If there is one watch that oozes Italian sprezzatura, the Bulgari Octo Steel is it. With a distinctive and unique case shape – a mash up of an octagon and a circle – this timepiece carries a mix of eastern and western symbols representing balance, perfection and harmony. Beauty runs deep within the timepiece as its movement boasts a host of refined finishing and decorations including chamfered and polished edges as well as Côtes de Genève pattern on the bridges, and perlage finishing on the main plate. While this macho timepiece is busy turning heads, the automatic calibre BVL 193 ensures that this watch does not stop working for at least 50 hours on a full wind.

 

 Bracelet Watches 8

Longines Conquest Classic
Longines’s Conquest evokes the genteel world of race horses, jockeys and triumphs. Specially created as a tribute to chronographs produced in 1881 for race-goers and New York jockeys, this collection eloquently communicates class, elegance, and the spirit of horse racing with an uncommon refinement. Fitted with the Calibre L688, a self-winding movement specially produced by ETA for Longines, it hosts 12-hour, 30-minute and 60-seconds counters, and is backed by a 54-hour power reserve. This steel and rose gold model is accompanied with a matching bracelet, bringing out the essence of timeless beauty.

 

 Bracelet Watches 9

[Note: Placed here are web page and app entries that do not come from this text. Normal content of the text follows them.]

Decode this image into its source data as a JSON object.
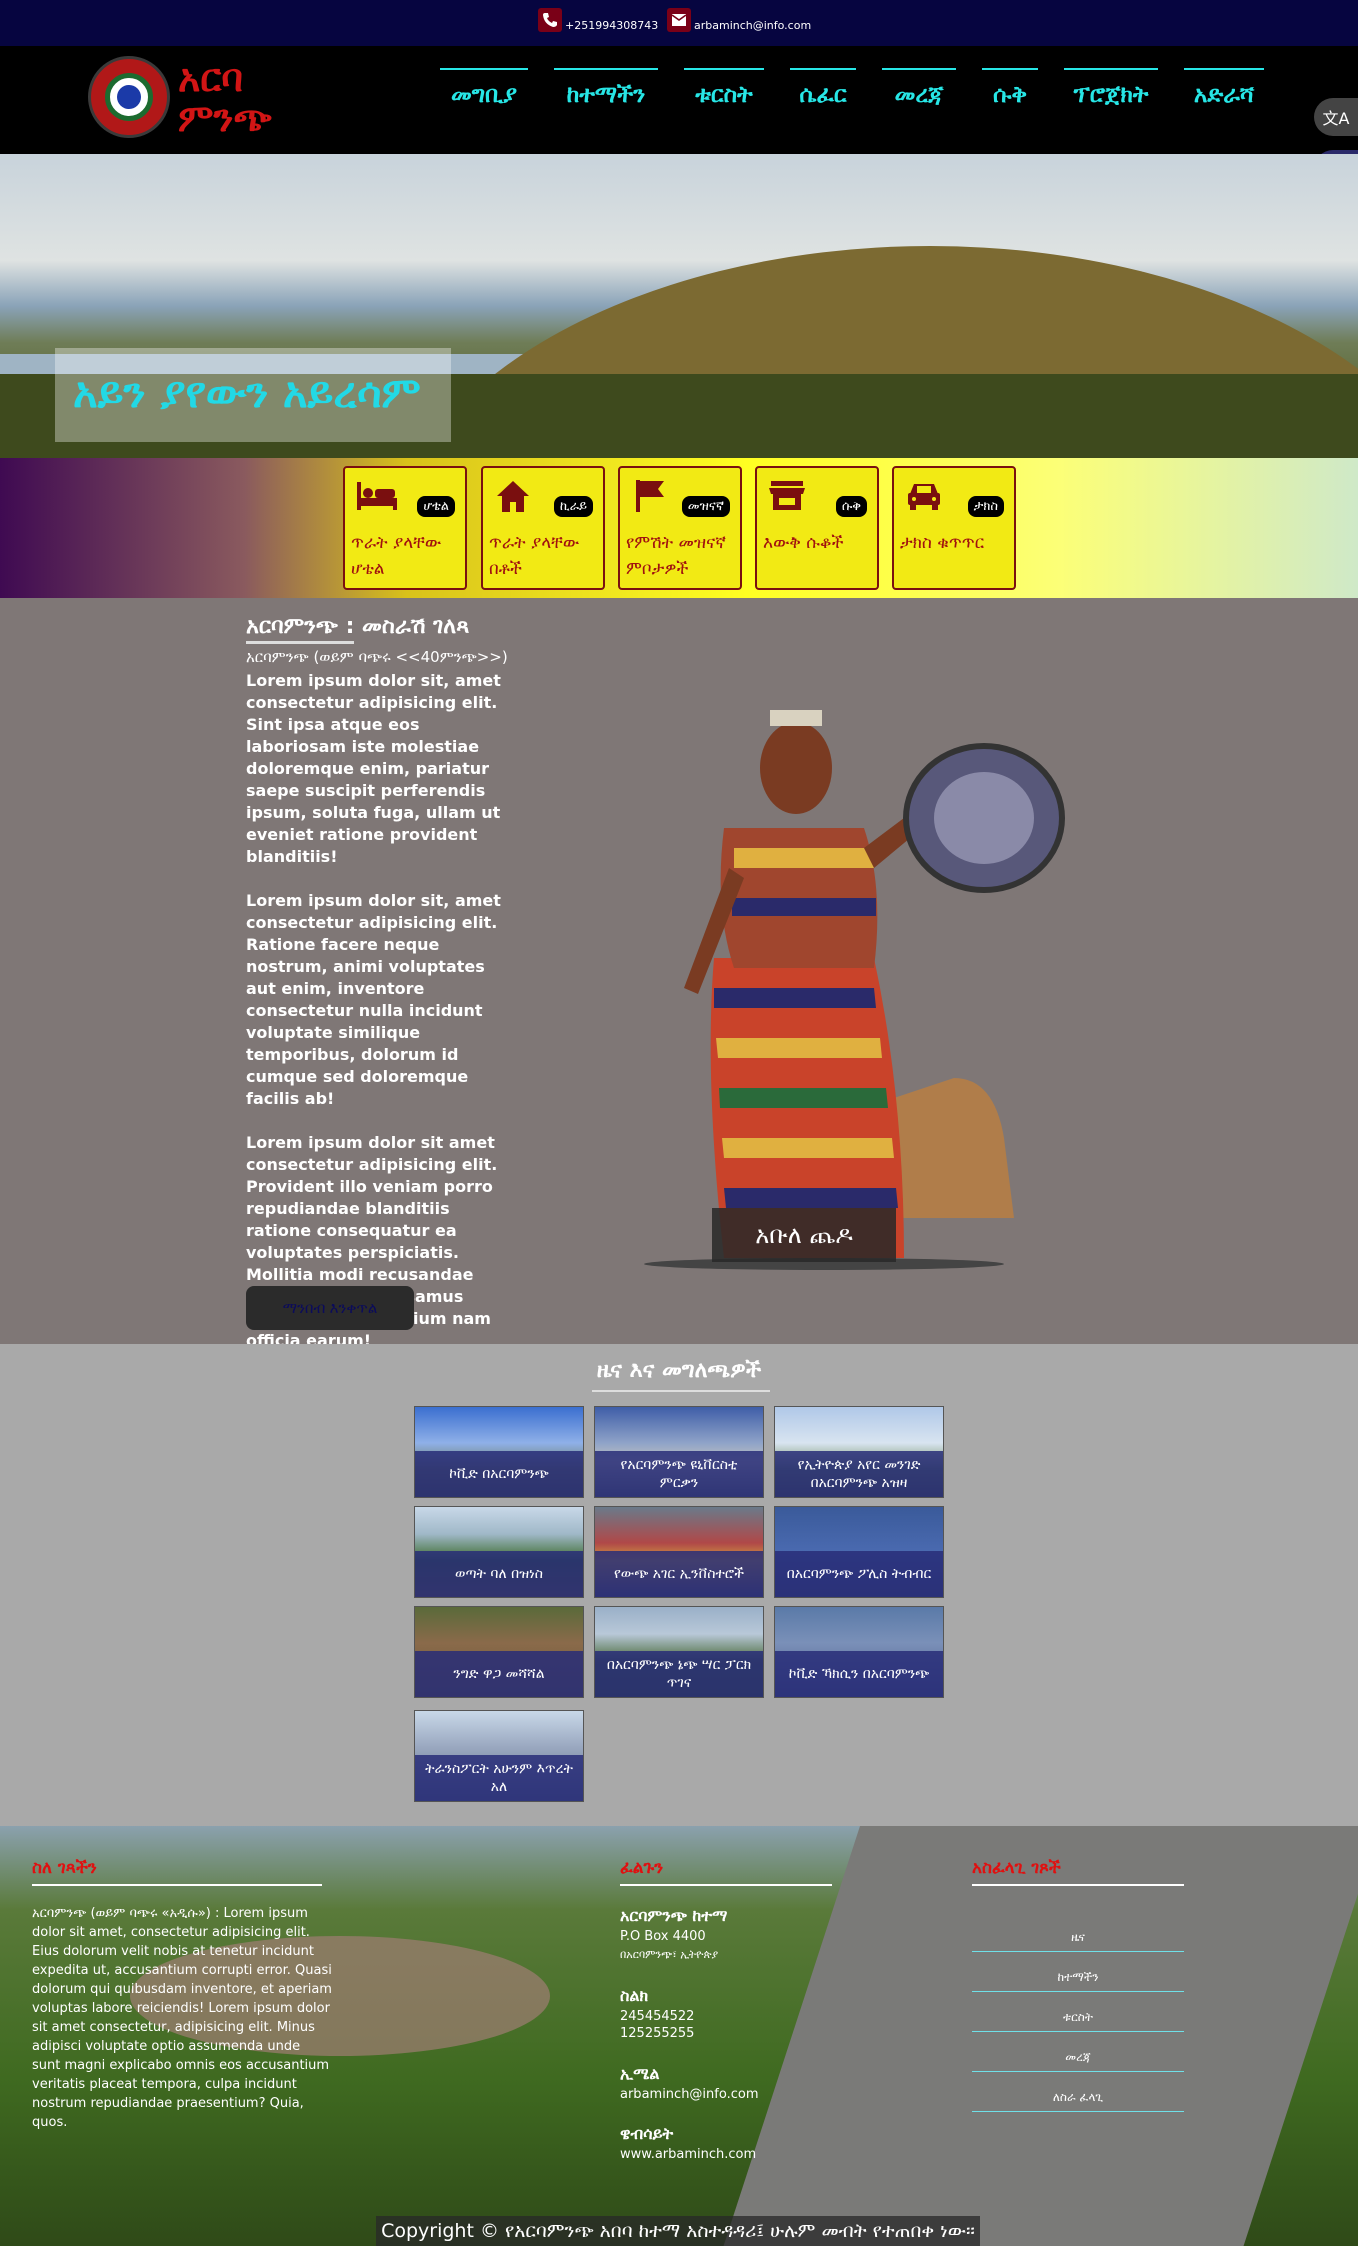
{
  "topbar": {
    "phone": "+251994308743",
    "email": "arbaminch@info.com"
  },
  "logo": {
    "line1": "አርባ",
    "line2": "ምንጭ"
  },
  "nav": [
    "መግቢያ",
    "ከተማችን",
    "ቱርስት",
    "ሴፈር",
    "መረጃ",
    "ሱቅ",
    "ፕሮጀክት",
    "አድራሻ"
  ],
  "side_buttons": {
    "translate": "文A",
    "chat": "•‿•"
  },
  "hero": {
    "title": "አይን ያየውን አይረሳም"
  },
  "categories": [
    {
      "tag": "ሆቴል",
      "label": "ጥራት ያላቸው ሆቴል",
      "icon": "bed-icon"
    },
    {
      "tag": "ኪራይ",
      "label": "ጥራት ያላቸው በቶች",
      "icon": "house-icon"
    },
    {
      "tag": "መዝናኛ",
      "label": "የምሽት መዝናኛ ምቦታዎች",
      "icon": "flag-icon"
    },
    {
      "tag": "ሱቅ",
      "label": "እውቅ ሱቆች",
      "icon": "store-icon"
    },
    {
      "tag": "ታክስ",
      "label": "ታክስ ቁጥጥር",
      "icon": "car-icon"
    }
  ],
  "about": {
    "title": "አርባምንጭ : መስራሽ ገለጻ",
    "subtitle": "አርባምንጭ (ወይም ባጭሩ <<40ምንጭ>>)",
    "paragraphs": [
      "Lorem ipsum dolor sit, amet consectetur adipisicing elit. Sint ipsa atque eos laboriosam iste molestiae doloremque enim, pariatur saepe suscipit perferendis ipsum, soluta fuga, ullam ut eveniet ratione provident blanditiis!",
      "Lorem ipsum dolor sit, amet consectetur adipisicing elit. Ratione facere neque nostrum, animi voluptates aut enim, inventore consectetur nulla incidunt voluptate similique temporibus, dolorum id cumque sed doloremque facilis ab!",
      "Lorem ipsum dolor sit amet consectetur adipisicing elit. Provident illo veniam porro repudiandae blanditiis ratione consequatur ea voluptates perspiciatis. Mollitia modi recusandae sunt dolores accusamus deserunt praesentium nam officia earum!"
    ],
    "button": "ማንበብ እንቀጥል",
    "statue_caption": "አቡለ ጨዶ"
  },
  "news": {
    "title": "ዜና እና መግለጫዎች",
    "items": [
      "ኮቪድ በአርባምንጭ",
      "የአርባምንጭ ዩኒቨርስቲ ምርቃን",
      "የኢትዮጵያ አየር መንገድ በአርባምንጭ አዝዛ",
      "ወጣት ባለ በዝነስ",
      "የውጭ አገር ኢንቨስተሮች",
      "በአርባምንጭ ፖሊስ ትብብር",
      "ንግድ ዋጋ መሻሻል",
      "በአርባምንጭ ኔጭ ሣር ፓርክ ጥገና",
      "ኮቪድ ኻክሲን በአርባምንጭ",
      "ትራንስፖርት አሁንም እጥረት አለ"
    ]
  },
  "footer": {
    "about_title": "ስለ ገጻችን",
    "about_text": "አርባምንጭ (ወይም ባጭሩ «አዲሱ») : Lorem ipsum dolor sit amet, consectetur adipisicing elit. Eius dolorum velit nobis at tenetur incidunt expedita ut, accusantium corrupti error. Quasi dolorum qui quibusdam inventore, et aperiam voluptas labore reiciendis! Lorem ipsum dolor sit amet consectetur, adipisicing elit. Minus adipisci voluptate optio assumenda unde sunt magni explicabo omnis eos accusantium veritatis placeat tempora, culpa incidunt nostrum repudiandae praesentium? Quia, quos.",
    "contact_title": "ፈልጉን",
    "contact_org": "አርባምንጭ ከተማ",
    "contact_box": "P.O Box 4400",
    "contact_city": "በአርባምንጭ፣ ኢትዮጵያ",
    "phone_label": "ስልክ",
    "phone1": "245454522",
    "phone2": "125255255",
    "email_label": "ኢሜል",
    "email": "arbaminch@info.com",
    "web_label": "ዌብሳይት",
    "web": "www.arbaminch.com",
    "links_title": "አስፈላጊ ገጾች",
    "links": [
      "ዜና",
      "ከተማችን",
      "ቱርስት",
      "መረጃ",
      "ለስራ ፈላጊ"
    ],
    "copyright": "Copyright © የአርባምንጭ አበባ ከተማ አስተዳዳሪ፤ ሁሉም መብት የተጠበቀ ነው፡፡"
  }
}
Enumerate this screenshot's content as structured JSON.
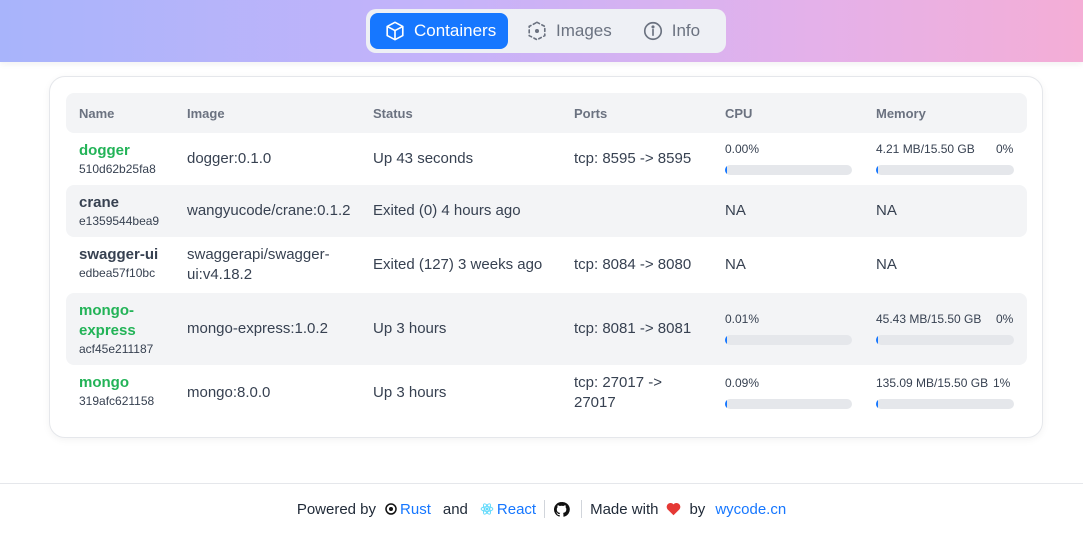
{
  "nav": {
    "tabs": [
      {
        "label": "Containers",
        "icon": "cube-icon",
        "active": true
      },
      {
        "label": "Images",
        "icon": "dashed-box-icon",
        "active": false
      },
      {
        "label": "Info",
        "icon": "info-circle-icon",
        "active": false
      }
    ]
  },
  "table": {
    "headers": {
      "name": "Name",
      "image": "Image",
      "status": "Status",
      "ports": "Ports",
      "cpu": "CPU",
      "memory": "Memory"
    },
    "rows": [
      {
        "name": "dogger",
        "id": "510d62b25fa8",
        "image": "dogger:0.1.0",
        "status": "Up 43 seconds",
        "ports": "tcp: 8595 -> 8595",
        "cpu": "0.00%",
        "cpu_fraction": 0.0,
        "memory": "4.21 MB/15.50 GB",
        "memory_percent": "0%",
        "memory_fraction": 0.0,
        "running": true
      },
      {
        "name": "crane",
        "id": "e1359544bea9",
        "image": "wangyucode/crane:0.1.2",
        "status": "Exited (0) 4 hours ago",
        "ports": "",
        "cpu": "NA",
        "memory": "NA",
        "running": false
      },
      {
        "name": "swagger-ui",
        "id": "edbea57f10bc",
        "image": "swaggerapi/swagger-ui:v4.18.2",
        "status": "Exited (127) 3 weeks ago",
        "ports": "tcp: 8084 -> 8080",
        "cpu": "NA",
        "memory": "NA",
        "running": false
      },
      {
        "name": "mongo-express",
        "id": "acf45e211187",
        "image": "mongo-express:1.0.2",
        "status": "Up 3 hours",
        "ports": "tcp: 8081 -> 8081",
        "cpu": "0.01%",
        "cpu_fraction": 0.0001,
        "memory": "45.43 MB/15.50 GB",
        "memory_percent": "0%",
        "memory_fraction": 0.003,
        "running": true
      },
      {
        "name": "mongo",
        "id": "319afc621158",
        "image": "mongo:8.0.0",
        "status": "Up 3 hours",
        "ports": "tcp: 27017 -> 27017",
        "cpu": "0.09%",
        "cpu_fraction": 0.0009,
        "memory": "135.09 MB/15.50 GB",
        "memory_percent": "1%",
        "memory_fraction": 0.01,
        "running": true
      }
    ]
  },
  "footer": {
    "powered_by": "Powered by",
    "rust": "Rust",
    "and": "and",
    "react": "React",
    "made_with": "Made with",
    "by": "by",
    "site": "wycode.cn"
  },
  "colors": {
    "accent": "#1677ff",
    "running": "#22b357",
    "heart": "#e53935"
  }
}
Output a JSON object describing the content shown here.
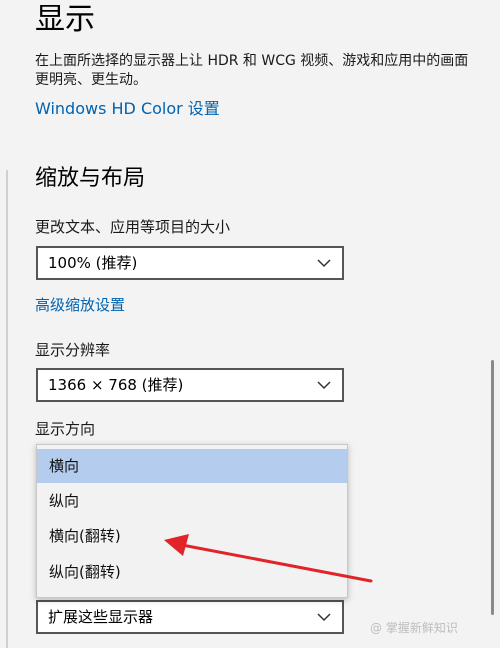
{
  "header": {
    "title": "显示",
    "description": "在上面所选择的显示器上让 HDR 和 WCG 视频、游戏和应用中的画面更明亮、更生动。",
    "hd_color_link": "Windows HD Color 设置"
  },
  "scale_layout": {
    "section_title": "缩放与布局",
    "text_size_label": "更改文本、应用等项目的大小",
    "text_size_value": "100% (推荐)",
    "advanced_scaling_link": "高级缩放设置",
    "resolution_label": "显示分辨率",
    "resolution_value": "1366 × 768 (推荐)",
    "orientation_label": "显示方向",
    "orientation_options": [
      "横向",
      "纵向",
      "横向(翻转)",
      "纵向(翻转)"
    ],
    "orientation_selected": "横向",
    "multi_display_value": "扩展这些显示器"
  },
  "annotation": {
    "arrow_color": "#e0242a"
  },
  "watermark": "@ 掌握新鲜知识",
  "colors": {
    "link": "#0063b1",
    "selected_option": "#b4cdef"
  },
  "icons": [
    "chevron-down-icon"
  ]
}
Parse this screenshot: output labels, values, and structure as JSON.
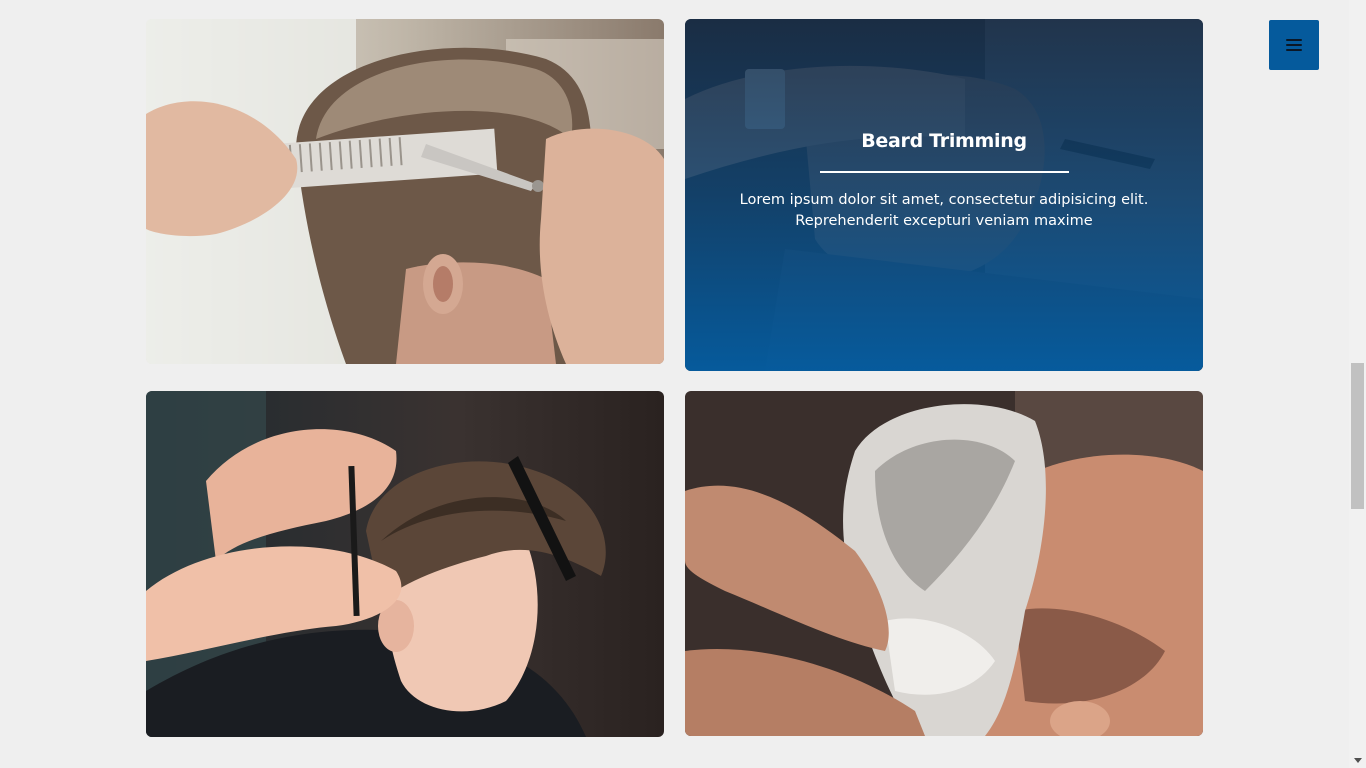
{
  "services": [
    {
      "name": "haircut-photo"
    },
    {
      "title": "Beard Trimming",
      "description": "Lorem ipsum dolor sit amet, consectetur adipisicing elit. Reprehenderit excepturi veniam maxime"
    },
    {
      "name": "kids-haircut-photo"
    },
    {
      "name": "hair-wash-photo"
    }
  ],
  "colors": {
    "accent": "#055a9c",
    "page_bg": "#efefef"
  },
  "menu_icon": "hamburger-menu-icon"
}
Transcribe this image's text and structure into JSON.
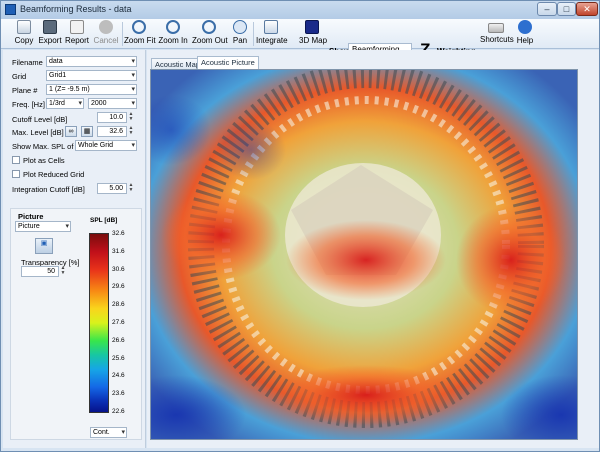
{
  "window": {
    "title": "Beamforming Results - data",
    "min": "–",
    "max": "□",
    "close": "✕"
  },
  "toolbar": {
    "copy": "Copy",
    "export": "Export",
    "report": "Report",
    "cancel": "Cancel",
    "zoom_fit": "Zoom Fit",
    "zoom_in": "Zoom In",
    "zoom_out": "Zoom Out",
    "pan": "Pan",
    "integrate": "Integrate",
    "map3d": "3D Map",
    "show_label": "Show",
    "show_value": "Beamforming",
    "z_glyph": "Z",
    "weighting": "Weighting",
    "shortcuts": "Shortcuts",
    "help": "Help"
  },
  "form": {
    "filename_label": "Filename",
    "filename": "data",
    "grid_label": "Grid",
    "grid": "Grid1",
    "plane_label": "Plane #",
    "plane": "1 (Z= -9.5 m)",
    "freq_label": "Freq. [Hz]",
    "freq_band": "1/3rd",
    "freq_value": "2000",
    "cutoff_label": "Cutoff Level [dB]",
    "cutoff": "10.0",
    "maxlevel_label": "Max. Level [dB]",
    "maxlevel": "32.6",
    "showmax_label": "Show Max. SPL of",
    "showmax": "Whole Grid",
    "plot_cells": "Plot as Cells",
    "plot_reduced": "Plot Reduced Grid",
    "integration_label": "Integration Cutoff [dB]",
    "integration": "5.00"
  },
  "picture": {
    "heading": "Picture",
    "mode": "Picture",
    "transparency_label": "Transparency [%]",
    "transparency": "50"
  },
  "colorbar": {
    "title": "SPL [dB]",
    "ticks": [
      "32.6",
      "31.6",
      "30.6",
      "29.6",
      "28.6",
      "27.6",
      "26.6",
      "25.6",
      "24.6",
      "23.6",
      "22.6"
    ],
    "mode": "Cont."
  },
  "tabs": [
    "Acoustic Map",
    "Acoustic Picture"
  ],
  "colors": {
    "accent": "#1f5fb5",
    "panel": "#e9eff7"
  }
}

Oris Aquis Depth Gauge
Every diver needs a diving buddy, and one could do worse than with the reliable Oris Aquis Depth Gauge which tells you exactly how deep you have gone underwater. Engineered by applying the Boyle Mariotte Law – which demonstrates how the volume of gas changes according to pressure – this is also the first diver watch that allows water to flow into the timepiece – how cool is that! Its sapphire crystal case top is 50 per cent thicker than average watches and it features a channel, milled into the side in anti-clockwise direction. As one descends into the depths with this timepiece, water will flow through this channel via the 12 o’clock inlet, causing the trapped air to indicate how far south the diver has gone based on the water pressure of that depth. Needless to say, this device could well save your life underwater, warning you not to get too carried away as you explore the deep blue.

 

 Bracelet Watches 10

Raymond Weil Maestro Phase De Lune
The Raymond Weil Maestro Phase De Lune demonstrates an intriguing interplay of the old and the new. While its exudes classicism with slender appliquéd Roman indices and a discreet 39.5mm round steel case with matching polished bracelet, it throws us a curveball with a contemporary grey dial and a sophisticated automatic movement with a moon phase complication – a first for the Swiss marquee. The RW4500 movement deserves special mention as it is incredibly easy to use for a moon phase calibre. When it comes to setting the phase of the moon on this watch, there’s no need to fuss with pins or special tools. Instead, Raymond Weil has thoughtfully incorporated two pushers between each set of the lugs to make adjustments a cinch. Remarkably, the pushers are flushed with the polished case so they do not disrupt the clean lines of the timepiece.